For the first time in a year, Mexican school children returned to classrooms Monday — at least in the southern state of Campeche.
Campeche, on Mexico s Gulf coast, has been the state least affected by the pandemic in Mexico, and it was the first to get its teachers vaccinated.
Grade-school students in Campeche are the first, and so far the only, students in Mexico’s 32 states to return to classrooms. However, vaccinations for teachers in five more states with relatively low levels of coronavirus cases are scheduled to start Tuesday.
While it may have been good to get back to school, the scene in Campache was different from before: Students were allowed back in small groups to maintain social distancing, and they wore face masks and plastic face shields.

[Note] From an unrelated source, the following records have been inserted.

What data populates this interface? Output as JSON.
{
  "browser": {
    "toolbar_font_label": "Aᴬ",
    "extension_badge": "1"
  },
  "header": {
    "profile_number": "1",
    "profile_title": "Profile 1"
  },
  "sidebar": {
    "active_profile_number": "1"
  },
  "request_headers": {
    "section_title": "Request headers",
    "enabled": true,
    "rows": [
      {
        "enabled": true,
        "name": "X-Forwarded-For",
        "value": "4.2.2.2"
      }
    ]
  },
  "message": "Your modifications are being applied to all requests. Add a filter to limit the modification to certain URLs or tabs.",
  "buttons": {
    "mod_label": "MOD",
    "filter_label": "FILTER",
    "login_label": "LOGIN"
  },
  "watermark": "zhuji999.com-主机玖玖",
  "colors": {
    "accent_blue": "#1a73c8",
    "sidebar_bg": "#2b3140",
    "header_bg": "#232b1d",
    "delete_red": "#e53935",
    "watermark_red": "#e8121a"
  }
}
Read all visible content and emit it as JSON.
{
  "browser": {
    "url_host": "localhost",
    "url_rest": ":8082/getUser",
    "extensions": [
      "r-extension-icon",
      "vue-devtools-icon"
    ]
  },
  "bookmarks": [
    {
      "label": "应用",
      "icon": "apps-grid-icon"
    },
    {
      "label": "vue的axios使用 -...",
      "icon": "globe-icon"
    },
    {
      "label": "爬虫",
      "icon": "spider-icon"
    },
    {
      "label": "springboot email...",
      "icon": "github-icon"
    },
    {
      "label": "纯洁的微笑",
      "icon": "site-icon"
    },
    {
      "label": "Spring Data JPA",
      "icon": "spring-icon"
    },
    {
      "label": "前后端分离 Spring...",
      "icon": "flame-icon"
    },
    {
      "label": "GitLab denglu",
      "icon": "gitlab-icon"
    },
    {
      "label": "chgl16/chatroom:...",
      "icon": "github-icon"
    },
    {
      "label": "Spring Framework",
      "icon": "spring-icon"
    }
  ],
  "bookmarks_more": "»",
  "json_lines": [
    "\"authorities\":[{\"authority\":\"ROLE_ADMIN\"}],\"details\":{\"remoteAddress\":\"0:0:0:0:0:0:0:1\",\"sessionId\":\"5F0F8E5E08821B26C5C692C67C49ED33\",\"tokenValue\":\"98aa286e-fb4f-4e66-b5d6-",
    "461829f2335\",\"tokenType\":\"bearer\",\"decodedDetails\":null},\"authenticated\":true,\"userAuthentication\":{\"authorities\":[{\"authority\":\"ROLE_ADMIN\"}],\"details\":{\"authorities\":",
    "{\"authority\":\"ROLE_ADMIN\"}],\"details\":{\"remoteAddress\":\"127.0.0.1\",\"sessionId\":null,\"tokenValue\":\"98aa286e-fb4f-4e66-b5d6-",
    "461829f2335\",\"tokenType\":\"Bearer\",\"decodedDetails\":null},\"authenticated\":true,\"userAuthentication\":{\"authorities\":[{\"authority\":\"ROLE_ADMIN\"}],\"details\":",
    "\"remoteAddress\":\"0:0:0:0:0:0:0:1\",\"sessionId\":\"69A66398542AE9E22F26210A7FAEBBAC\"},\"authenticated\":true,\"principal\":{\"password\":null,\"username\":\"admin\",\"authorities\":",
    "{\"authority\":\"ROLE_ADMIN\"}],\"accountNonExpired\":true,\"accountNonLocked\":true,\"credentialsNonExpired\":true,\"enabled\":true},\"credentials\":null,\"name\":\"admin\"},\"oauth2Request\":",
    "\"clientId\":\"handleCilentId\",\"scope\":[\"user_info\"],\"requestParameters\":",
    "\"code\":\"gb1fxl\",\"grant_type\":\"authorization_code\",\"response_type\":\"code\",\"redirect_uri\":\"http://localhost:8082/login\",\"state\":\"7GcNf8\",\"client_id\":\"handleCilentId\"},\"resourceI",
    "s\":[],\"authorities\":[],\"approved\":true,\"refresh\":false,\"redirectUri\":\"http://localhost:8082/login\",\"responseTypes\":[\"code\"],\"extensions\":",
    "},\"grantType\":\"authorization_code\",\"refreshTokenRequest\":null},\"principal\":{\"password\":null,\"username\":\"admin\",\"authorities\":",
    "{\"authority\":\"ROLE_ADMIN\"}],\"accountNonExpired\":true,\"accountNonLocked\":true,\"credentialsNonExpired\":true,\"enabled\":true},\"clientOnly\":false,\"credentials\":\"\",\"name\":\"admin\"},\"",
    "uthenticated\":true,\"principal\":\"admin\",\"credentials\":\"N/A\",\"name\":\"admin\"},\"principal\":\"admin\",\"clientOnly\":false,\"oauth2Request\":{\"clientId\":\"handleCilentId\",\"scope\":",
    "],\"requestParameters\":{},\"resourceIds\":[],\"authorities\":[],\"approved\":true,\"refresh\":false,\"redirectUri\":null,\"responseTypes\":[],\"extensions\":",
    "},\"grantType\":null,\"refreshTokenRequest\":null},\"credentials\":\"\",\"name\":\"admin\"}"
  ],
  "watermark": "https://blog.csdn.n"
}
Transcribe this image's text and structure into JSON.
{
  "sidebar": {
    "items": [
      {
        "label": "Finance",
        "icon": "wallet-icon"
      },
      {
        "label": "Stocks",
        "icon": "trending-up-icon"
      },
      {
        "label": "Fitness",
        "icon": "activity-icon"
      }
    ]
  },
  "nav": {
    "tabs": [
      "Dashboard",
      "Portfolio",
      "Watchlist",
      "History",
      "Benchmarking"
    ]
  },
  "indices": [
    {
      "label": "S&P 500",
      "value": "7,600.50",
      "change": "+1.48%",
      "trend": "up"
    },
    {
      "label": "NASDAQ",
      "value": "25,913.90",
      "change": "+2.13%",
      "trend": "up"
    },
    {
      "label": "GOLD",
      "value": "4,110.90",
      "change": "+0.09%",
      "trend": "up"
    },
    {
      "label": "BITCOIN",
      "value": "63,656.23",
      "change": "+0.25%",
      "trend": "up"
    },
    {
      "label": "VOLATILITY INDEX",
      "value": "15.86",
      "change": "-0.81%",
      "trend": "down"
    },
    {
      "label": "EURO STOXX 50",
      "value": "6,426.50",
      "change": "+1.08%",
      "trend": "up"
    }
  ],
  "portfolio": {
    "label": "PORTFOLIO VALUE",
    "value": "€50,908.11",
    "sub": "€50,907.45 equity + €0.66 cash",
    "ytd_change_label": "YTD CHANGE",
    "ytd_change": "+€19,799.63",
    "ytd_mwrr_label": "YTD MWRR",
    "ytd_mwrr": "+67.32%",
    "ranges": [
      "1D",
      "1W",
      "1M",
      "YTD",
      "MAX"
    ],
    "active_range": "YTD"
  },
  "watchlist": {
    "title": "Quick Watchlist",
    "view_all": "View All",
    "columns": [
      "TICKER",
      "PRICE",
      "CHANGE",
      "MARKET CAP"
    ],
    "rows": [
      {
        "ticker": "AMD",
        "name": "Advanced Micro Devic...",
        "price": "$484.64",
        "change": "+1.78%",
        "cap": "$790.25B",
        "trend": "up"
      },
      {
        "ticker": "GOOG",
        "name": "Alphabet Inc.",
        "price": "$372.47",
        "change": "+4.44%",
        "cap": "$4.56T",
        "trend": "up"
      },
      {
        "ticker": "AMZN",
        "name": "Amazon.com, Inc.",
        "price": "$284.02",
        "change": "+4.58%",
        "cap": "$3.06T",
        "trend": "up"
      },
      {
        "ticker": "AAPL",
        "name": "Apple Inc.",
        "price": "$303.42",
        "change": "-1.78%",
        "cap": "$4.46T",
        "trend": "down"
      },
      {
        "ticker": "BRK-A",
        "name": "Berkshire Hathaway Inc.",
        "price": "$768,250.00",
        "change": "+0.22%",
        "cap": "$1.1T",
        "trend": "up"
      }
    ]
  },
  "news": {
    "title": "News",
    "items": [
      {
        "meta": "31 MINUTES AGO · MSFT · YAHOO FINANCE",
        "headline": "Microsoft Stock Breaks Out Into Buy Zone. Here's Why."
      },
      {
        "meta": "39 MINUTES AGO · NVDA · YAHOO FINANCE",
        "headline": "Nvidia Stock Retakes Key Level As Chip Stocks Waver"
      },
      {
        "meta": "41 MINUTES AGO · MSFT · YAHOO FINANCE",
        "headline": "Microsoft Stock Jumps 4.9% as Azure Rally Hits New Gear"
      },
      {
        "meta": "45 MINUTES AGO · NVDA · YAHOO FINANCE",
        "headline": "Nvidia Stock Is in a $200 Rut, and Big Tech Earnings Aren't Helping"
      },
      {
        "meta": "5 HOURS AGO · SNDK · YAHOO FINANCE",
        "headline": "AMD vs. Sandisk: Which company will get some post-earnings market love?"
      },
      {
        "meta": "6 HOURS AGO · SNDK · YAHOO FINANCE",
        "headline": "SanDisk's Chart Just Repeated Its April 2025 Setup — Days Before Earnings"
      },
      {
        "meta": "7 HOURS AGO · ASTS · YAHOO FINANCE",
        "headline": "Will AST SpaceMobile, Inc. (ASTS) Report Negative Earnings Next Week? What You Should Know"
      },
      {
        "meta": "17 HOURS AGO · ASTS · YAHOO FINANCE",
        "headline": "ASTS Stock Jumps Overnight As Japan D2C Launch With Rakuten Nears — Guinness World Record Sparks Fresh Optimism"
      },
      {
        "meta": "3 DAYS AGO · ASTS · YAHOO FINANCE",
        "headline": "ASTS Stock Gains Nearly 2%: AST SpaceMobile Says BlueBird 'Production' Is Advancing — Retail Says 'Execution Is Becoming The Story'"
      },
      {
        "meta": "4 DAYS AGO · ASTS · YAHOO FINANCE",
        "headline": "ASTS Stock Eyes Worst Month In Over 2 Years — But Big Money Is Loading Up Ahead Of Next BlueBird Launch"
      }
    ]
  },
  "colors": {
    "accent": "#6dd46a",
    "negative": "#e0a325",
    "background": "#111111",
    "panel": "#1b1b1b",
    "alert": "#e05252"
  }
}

Jacinto Javier Uc Ordoñez teaches fourth to sixth grade, and also serves as the director, at the Valentín Gomez Farías primary school in the Maya village of Monte Bello. Instead of welcoming his classes back all at one time, on Monday he saw his fourth-graders three at a time for briefer 1 1/2- or 2-hour sessions.
“I feel happy to go back to school, to see my teacher, to see my classmates,” said fourth-grader Jade Sarahi Chan Puc, 10. She was also enthused because the school is one of the only places in the village with internet.
Mexico has faced unique challenges in trying to keep students up to date with schoolwork during the pandemic, Many students do not have computers or internet access at home.
“Here in Monte Bello, there is no internet, the signal doesn't reach here, there is nothing,” Uc Ordoñez said, noting that throughout the pandemic, he and other teachers personally delivered each student's homework to their homes.
Jade Sarahi's mother, Hermelinda Puc Kuk, is also happy classes are starting again. As for many parents all over the world, distance learning has been difficult, with some special challenges in their village.
“The homework will be easier, because you had to find time to help her,” said Puc Kuk. “The teacher can help her better.”
Mexico has suffered almost 212,500 test-confirmed deaths from COVID-19, but because the country does so little testing, authorities acknowledge the real toll is over 330,000.